--- START ---

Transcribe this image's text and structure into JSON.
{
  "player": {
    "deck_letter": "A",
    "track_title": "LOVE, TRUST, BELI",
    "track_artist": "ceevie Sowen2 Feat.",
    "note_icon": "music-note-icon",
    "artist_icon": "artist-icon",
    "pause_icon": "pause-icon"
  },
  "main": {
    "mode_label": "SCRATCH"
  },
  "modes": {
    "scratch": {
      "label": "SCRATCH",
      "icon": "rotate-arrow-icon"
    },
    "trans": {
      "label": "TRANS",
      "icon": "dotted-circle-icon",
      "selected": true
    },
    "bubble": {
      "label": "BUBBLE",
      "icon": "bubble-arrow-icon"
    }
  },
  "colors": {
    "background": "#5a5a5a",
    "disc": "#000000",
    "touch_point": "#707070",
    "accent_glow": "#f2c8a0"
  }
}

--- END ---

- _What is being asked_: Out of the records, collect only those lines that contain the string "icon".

- _The completed task_:
    "note_icon": "music-note-icon",
    "artist_icon": "artist-icon",
    "pause_icon": "pause-icon"
      "icon": "rotate-arrow-icon"
      "icon": "dotted-circle-icon",
      "icon": "bubble-arrow-icon"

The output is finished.